# RECORDS FOR THIS EXERCISE
╔══

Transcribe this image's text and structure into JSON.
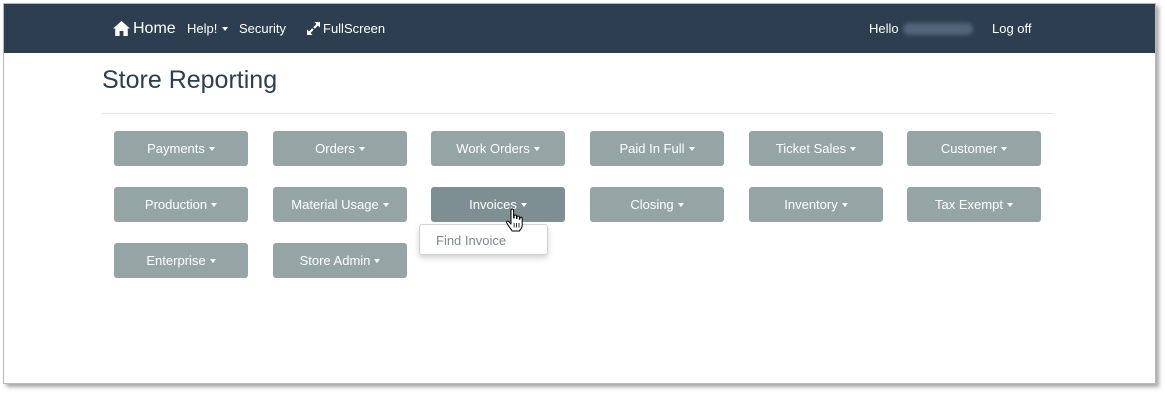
{
  "navbar": {
    "home_label": "Home",
    "help_label": "Help!",
    "security_label": "Security",
    "fullscreen_label": "FullScreen",
    "hello_label": "Hello",
    "logoff_label": "Log off",
    "home_icon": "home-icon",
    "fullscreen_icon": "expand-icon"
  },
  "page": {
    "title": "Store Reporting"
  },
  "menu": {
    "buttons": [
      {
        "label": "Payments"
      },
      {
        "label": "Orders"
      },
      {
        "label": "Work Orders"
      },
      {
        "label": "Paid In Full"
      },
      {
        "label": "Ticket Sales"
      },
      {
        "label": "Customer"
      },
      {
        "label": "Production"
      },
      {
        "label": "Material Usage"
      },
      {
        "label": "Invoices"
      },
      {
        "label": "Closing"
      },
      {
        "label": "Inventory"
      },
      {
        "label": "Tax Exempt"
      },
      {
        "label": "Enterprise"
      },
      {
        "label": "Store Admin"
      }
    ],
    "open_dropdown": {
      "parent": "Invoices",
      "items": [
        {
          "label": "Find Invoice"
        }
      ]
    }
  },
  "colors": {
    "navbar_bg": "#2c3e50",
    "button_bg": "#95a5a6",
    "button_active_bg": "#7e8f93",
    "title_color": "#2c3e50"
  }
}
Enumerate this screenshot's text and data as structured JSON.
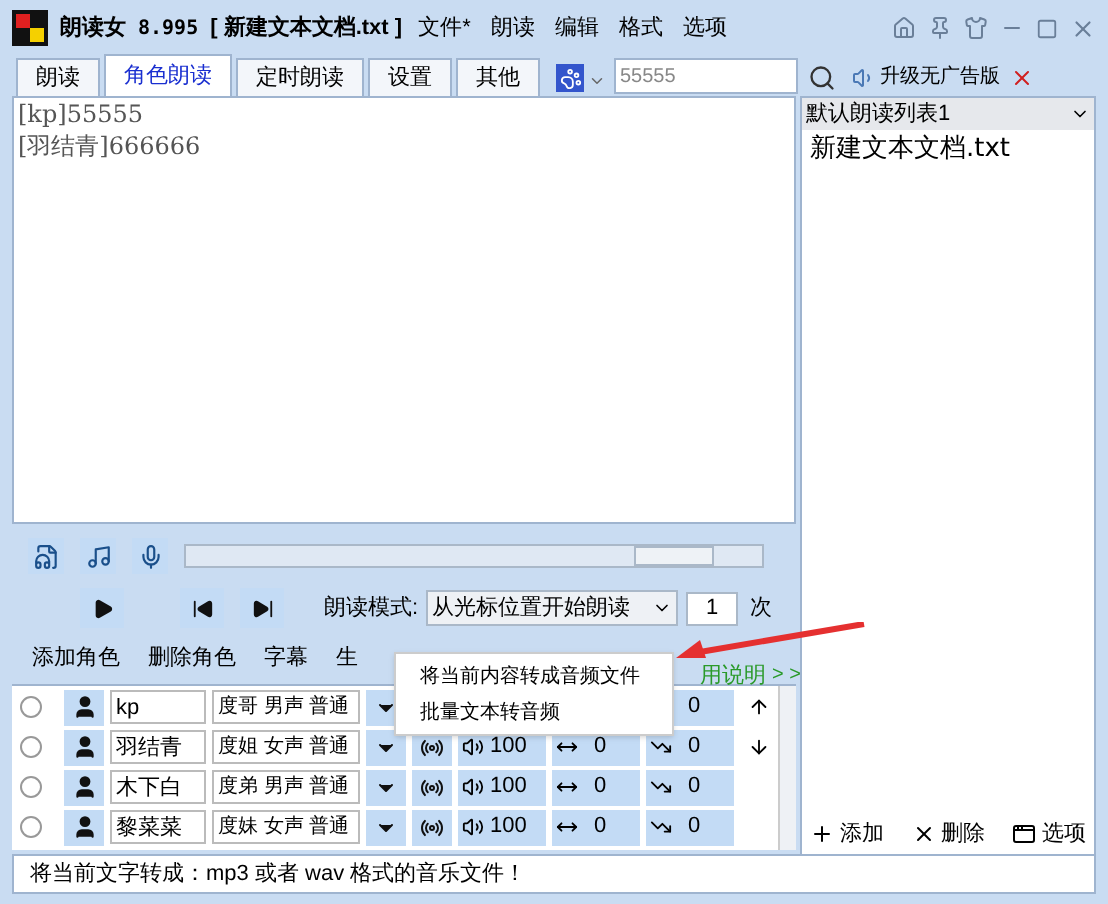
{
  "window": {
    "app_name": "朗读女",
    "version": "8.995",
    "document": "[ 新建文本文档.txt ]"
  },
  "menu": [
    "文件*",
    "朗读",
    "编辑",
    "格式",
    "选项"
  ],
  "tabs": [
    {
      "label": "朗读",
      "selected": false
    },
    {
      "label": "角色朗读",
      "selected": true
    },
    {
      "label": "定时朗读",
      "selected": false
    },
    {
      "label": "设置",
      "selected": false
    },
    {
      "label": "其他",
      "selected": false
    }
  ],
  "search": {
    "value": "55555"
  },
  "upgrade": {
    "label": "升级无广告版"
  },
  "editor": {
    "lines": [
      "[kp]55555",
      "[羽结青]666666"
    ]
  },
  "playlist": {
    "name": "默认朗读列表1",
    "items": [
      "新建文本文档.txt"
    ],
    "buttons": [
      "添加",
      "删除",
      "选项"
    ]
  },
  "position": {
    "level": 0.86
  },
  "mode": {
    "label": "朗读模式:",
    "value": "从光标位置开始朗读",
    "count": "1",
    "unit": "次"
  },
  "toolbar": [
    "添加角色",
    "删除角色",
    "字幕",
    "生"
  ],
  "help_link": "用说明",
  "more": "> >",
  "popup_menu": [
    "将当前内容转成音频文件",
    "批量文本转音频"
  ],
  "roles": [
    {
      "selected": false,
      "name": "kp",
      "voice": "度哥 男声 普通",
      "pitch": "0"
    },
    {
      "selected": false,
      "name": "羽结青",
      "voice": "度姐 女声 普通",
      "volume": "100",
      "rate": "0",
      "pitch": "0"
    },
    {
      "selected": false,
      "name": "木下白",
      "voice": "度弟 男声 普通",
      "volume": "100",
      "rate": "0",
      "pitch": "0"
    },
    {
      "selected": false,
      "name": "黎菜菜",
      "voice": "度妹 女声 普通",
      "volume": "100",
      "rate": "0",
      "pitch": "0"
    }
  ],
  "status": "将当前文字转成：mp3 或者 wav 格式的音乐文件！"
}
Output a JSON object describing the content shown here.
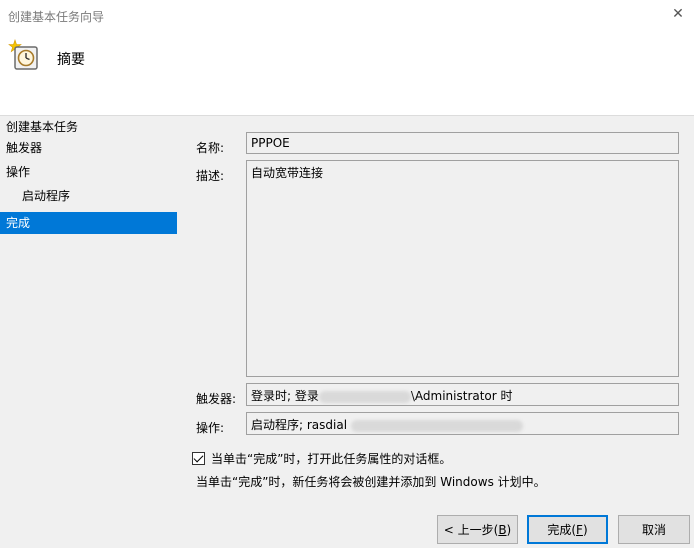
{
  "window": {
    "title": "创建基本任务向导",
    "close_glyph": "✕"
  },
  "header": {
    "title": "摘要"
  },
  "nav": {
    "items": [
      {
        "label": "创建基本任务",
        "sub": false,
        "active": false
      },
      {
        "label": "触发器",
        "sub": false,
        "active": false
      },
      {
        "label": "操作",
        "sub": false,
        "active": false
      },
      {
        "label": "启动程序",
        "sub": true,
        "active": false
      },
      {
        "label": "完成",
        "sub": false,
        "active": true
      }
    ]
  },
  "form": {
    "name_label": "名称:",
    "name_value": "PPPOE",
    "desc_label": "描述:",
    "desc_value": "自动宽带连接",
    "trigger_label": "触发器:",
    "trigger_prefix": "登录时; 登录",
    "trigger_suffix": "\\Administrator 时",
    "action_label": "操作:",
    "action_prefix": "启动程序; rasdial"
  },
  "checkbox": {
    "label": "当单击“完成”时，打开此任务属性的对话框。",
    "checked": true
  },
  "note": "当单击“完成”时，新任务将会被创建并添加到 Windows 计划中。",
  "buttons": {
    "back_prefix": "< 上一步(",
    "back_key": "B",
    "back_suffix": ")",
    "finish_prefix": "完成(",
    "finish_key": "F",
    "finish_suffix": ")",
    "cancel": "取消"
  },
  "colors": {
    "accent": "#0078d7",
    "field_border": "#a0a0a0"
  }
}
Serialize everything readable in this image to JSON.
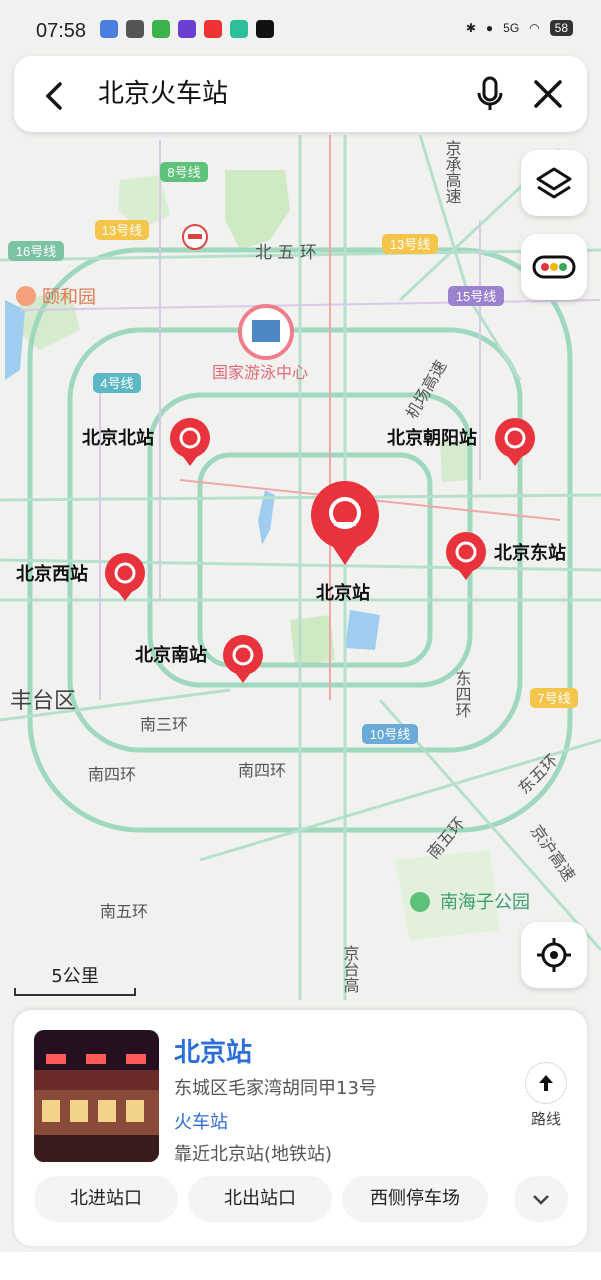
{
  "status_bar": {
    "time": "07:58",
    "battery": "58",
    "network": "5G"
  },
  "search": {
    "query": "北京火车站"
  },
  "map_labels": {
    "line8": "8号线",
    "line13a": "13号线",
    "line16": "16号线",
    "line13b": "13号线",
    "line15": "15号线",
    "line4": "4号线",
    "line10": "10号线",
    "line7": "7号线",
    "north5": "北 五 环",
    "summer_palace": "颐和园",
    "swim_center": "国家游泳中心",
    "airport_exp": "机场高速",
    "jingcheng": "京承高速",
    "fengtai": "丰台区",
    "south3": "南三环",
    "south4a": "南四环",
    "south4b": "南四环",
    "south5a": "南五环",
    "south5b": "南五环",
    "east4": "东四环",
    "east5": "东五环",
    "jinghu": "京沪高速",
    "jingtai": "京台高",
    "nanhaizi": "南海子公园"
  },
  "stations": {
    "main": "北京站",
    "north": "北京北站",
    "chaoyang": "北京朝阳站",
    "east": "北京东站",
    "west": "北京西站",
    "south": "北京南站"
  },
  "scale_label": "5公里",
  "place_card": {
    "name": "北京站",
    "address": "东城区毛家湾胡同甲13号",
    "category": "火车站",
    "nearby": "靠近北京站(地铁站)",
    "route_label": "路线",
    "chips": [
      "北进站口",
      "北出站口",
      "西侧停车场"
    ]
  },
  "colors": {
    "accent": "#2d6ed8",
    "pin": "#e8323c",
    "road": "#a9dcc6",
    "ring": "#8fd1b4"
  }
}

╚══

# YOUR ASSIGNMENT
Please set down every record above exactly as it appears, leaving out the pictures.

# EXERCISE OUTPUT
Transcribe this image's text and structure into JSON.
{
  "navbar": {
    "home_label": "Home",
    "help_label": "Help!",
    "security_label": "Security",
    "fullscreen_label": "FullScreen",
    "hello_label": "Hello",
    "logoff_label": "Log off",
    "home_icon": "home-icon",
    "fullscreen_icon": "expand-icon"
  },
  "page": {
    "title": "Store Reporting"
  },
  "menu": {
    "buttons": [
      {
        "label": "Payments"
      },
      {
        "label": "Orders"
      },
      {
        "label": "Work Orders"
      },
      {
        "label": "Paid In Full"
      },
      {
        "label": "Ticket Sales"
      },
      {
        "label": "Customer"
      },
      {
        "label": "Production"
      },
      {
        "label": "Material Usage"
      },
      {
        "label": "Invoices"
      },
      {
        "label": "Closing"
      },
      {
        "label": "Inventory"
      },
      {
        "label": "Tax Exempt"
      },
      {
        "label": "Enterprise"
      },
      {
        "label": "Store Admin"
      }
    ],
    "open_dropdown": {
      "parent": "Invoices",
      "items": [
        {
          "label": "Find Invoice"
        }
      ]
    }
  },
  "colors": {
    "navbar_bg": "#2c3e50",
    "button_bg": "#95a5a6",
    "button_active_bg": "#7e8f93",
    "title_color": "#2c3e50"
  }
}
Enumerate this screenshot's text and data as structured JSON.
{
  "window": {
    "app_name": "朗读女",
    "version": "8.995",
    "document": "[ 新建文本文档.txt ]"
  },
  "menu": [
    "文件*",
    "朗读",
    "编辑",
    "格式",
    "选项"
  ],
  "tabs": [
    {
      "label": "朗读",
      "selected": false
    },
    {
      "label": "角色朗读",
      "selected": true
    },
    {
      "label": "定时朗读",
      "selected": false
    },
    {
      "label": "设置",
      "selected": false
    },
    {
      "label": "其他",
      "selected": false
    }
  ],
  "search": {
    "value": "55555"
  },
  "upgrade": {
    "label": "升级无广告版"
  },
  "editor": {
    "lines": [
      "[kp]55555",
      "[羽结青]666666"
    ]
  },
  "playlist": {
    "name": "默认朗读列表1",
    "items": [
      "新建文本文档.txt"
    ],
    "buttons": [
      "添加",
      "删除",
      "选项"
    ]
  },
  "position": {
    "level": 0.86
  },
  "mode": {
    "label": "朗读模式:",
    "value": "从光标位置开始朗读",
    "count": "1",
    "unit": "次"
  },
  "toolbar": [
    "添加角色",
    "删除角色",
    "字幕",
    "生"
  ],
  "help_link": "用说明",
  "more": "> >",
  "popup_menu": [
    "将当前内容转成音频文件",
    "批量文本转音频"
  ],
  "roles": [
    {
      "selected": false,
      "name": "kp",
      "voice": "度哥 男声 普通",
      "pitch": "0"
    },
    {
      "selected": false,
      "name": "羽结青",
      "voice": "度姐 女声 普通",
      "volume": "100",
      "rate": "0",
      "pitch": "0"
    },
    {
      "selected": false,
      "name": "木下白",
      "voice": "度弟 男声 普通",
      "volume": "100",
      "rate": "0",
      "pitch": "0"
    },
    {
      "selected": false,
      "name": "黎菜菜",
      "voice": "度妹 女声 普通",
      "volume": "100",
      "rate": "0",
      "pitch": "0"
    }
  ],
  "status": "将当前文字转成：mp3 或者 wav 格式的音乐文件！"
}
Output a JSON object describing the content shown here.
{
  "window": {
    "title": "创建基本任务向导",
    "close_glyph": "✕"
  },
  "header": {
    "title": "摘要"
  },
  "nav": {
    "items": [
      {
        "label": "创建基本任务",
        "sub": false,
        "active": false
      },
      {
        "label": "触发器",
        "sub": false,
        "active": false
      },
      {
        "label": "操作",
        "sub": false,
        "active": false
      },
      {
        "label": "启动程序",
        "sub": true,
        "active": false
      },
      {
        "label": "完成",
        "sub": false,
        "active": true
      }
    ]
  },
  "form": {
    "name_label": "名称:",
    "name_value": "PPPOE",
    "desc_label": "描述:",
    "desc_value": "自动宽带连接",
    "trigger_label": "触发器:",
    "trigger_prefix": "登录时; 登录",
    "trigger_suffix": "\\Administrator 时",
    "action_label": "操作:",
    "action_prefix": "启动程序; rasdial"
  },
  "checkbox": {
    "label": "当单击“完成”时，打开此任务属性的对话框。",
    "checked": true
  },
  "note": "当单击“完成”时，新任务将会被创建并添加到 Windows 计划中。",
  "buttons": {
    "back_prefix": "< 上一步(",
    "back_key": "B",
    "back_suffix": ")",
    "finish_prefix": "完成(",
    "finish_key": "F",
    "finish_suffix": ")",
    "cancel": "取消"
  },
  "colors": {
    "accent": "#0078d7",
    "field_border": "#a0a0a0"
  }
}
Serialize everything readable in this image to JSON.
{
  "status_bar": {
    "time": "07:58",
    "battery": "58",
    "network": "5G"
  },
  "search": {
    "query": "北京火车站"
  },
  "map_labels": {
    "line8": "8号线",
    "line13a": "13号线",
    "line16": "16号线",
    "line13b": "13号线",
    "line15": "15号线",
    "line4": "4号线",
    "line10": "10号线",
    "line7": "7号线",
    "north5": "北 五 环",
    "summer_palace": "颐和园",
    "swim_center": "国家游泳中心",
    "airport_exp": "机场高速",
    "jingcheng": "京承高速",
    "fengtai": "丰台区",
    "south3": "南三环",
    "south4a": "南四环",
    "south4b": "南四环",
    "south5a": "南五环",
    "south5b": "南五环",
    "east4": "东四环",
    "east5": "东五环",
    "jinghu": "京沪高速",
    "jingtai": "京台高",
    "nanhaizi": "南海子公园"
  },
  "stations": {
    "main": "北京站",
    "north": "北京北站",
    "chaoyang": "北京朝阳站",
    "east": "北京东站",
    "west": "北京西站",
    "south": "北京南站"
  },
  "scale_label": "5公里",
  "place_card": {
    "name": "北京站",
    "address": "东城区毛家湾胡同甲13号",
    "category": "火车站",
    "nearby": "靠近北京站(地铁站)",
    "route_label": "路线",
    "chips": [
      "北进站口",
      "北出站口",
      "西侧停车场"
    ]
  },
  "colors": {
    "accent": "#2d6ed8",
    "pin": "#e8323c",
    "road": "#a9dcc6",
    "ring": "#8fd1b4"
  }
}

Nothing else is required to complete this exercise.